*** Extracted records
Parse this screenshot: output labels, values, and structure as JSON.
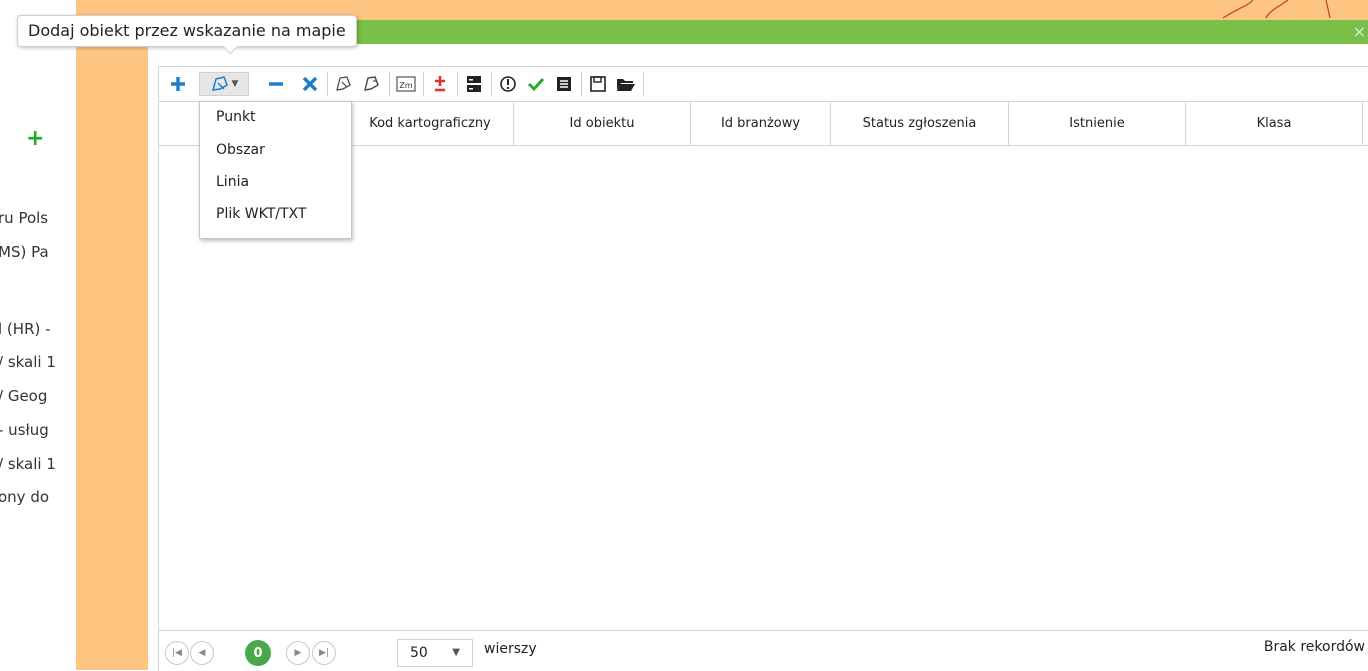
{
  "tooltip": {
    "text": "Dodaj obiekt przez wskazanie na mapie"
  },
  "sidebar": {
    "add_icon": "plus-icon",
    "layers": [
      {
        "label": "ru Pols"
      },
      {
        "label": "MS) Pa"
      },
      {
        "label": "l (HR) -"
      },
      {
        "label": "/ skali 1"
      },
      {
        "label": "/ Geog"
      },
      {
        "label": "- usług"
      },
      {
        "label": "/ skali 1"
      },
      {
        "label": "ony do"
      }
    ]
  },
  "titlebar": {
    "close": "×"
  },
  "toolbar": {
    "icons": [
      "plus-icon",
      "pick-on-map-icon",
      "minus-icon",
      "delete-icon",
      "select-icon",
      "select-area-icon",
      "zoom-icon",
      "plus-minus-icon",
      "database-icon",
      "alert-icon",
      "check-icon",
      "list-icon",
      "save-icon",
      "folder-open-icon"
    ]
  },
  "dropdown": {
    "items": [
      {
        "label": "Punkt"
      },
      {
        "label": "Obszar"
      },
      {
        "label": "Linia"
      },
      {
        "label": "Plik WKT/TXT"
      }
    ]
  },
  "grid": {
    "columns": [
      {
        "label": "Kod kartograficzny"
      },
      {
        "label": "Id obiektu"
      },
      {
        "label": "Id branżowy"
      },
      {
        "label": "Status zgłoszenia"
      },
      {
        "label": "Istnienie"
      },
      {
        "label": "Klasa"
      }
    ],
    "rows": []
  },
  "pager": {
    "current_page": "0",
    "page_size": "50",
    "rows_label": "wierszy",
    "status": "Brak rekordów"
  },
  "colors": {
    "accent_green": "#7abf47",
    "orange": "#fdc57f",
    "icon_blue": "#1f7cc8",
    "icon_red": "#d33",
    "icon_green": "#2bab2b"
  }
}
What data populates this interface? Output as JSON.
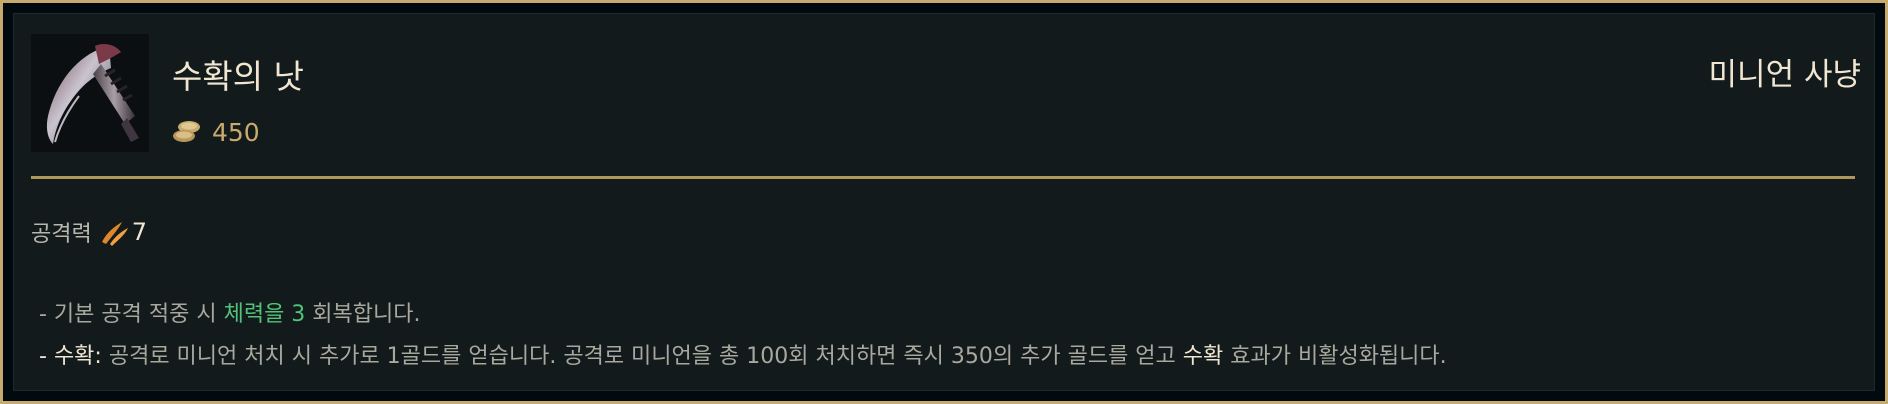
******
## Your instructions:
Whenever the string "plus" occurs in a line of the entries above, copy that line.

## Exercise solution:
    "add_icon": "plus-icon",
      "plus-icon",
      "plus-minus-icon",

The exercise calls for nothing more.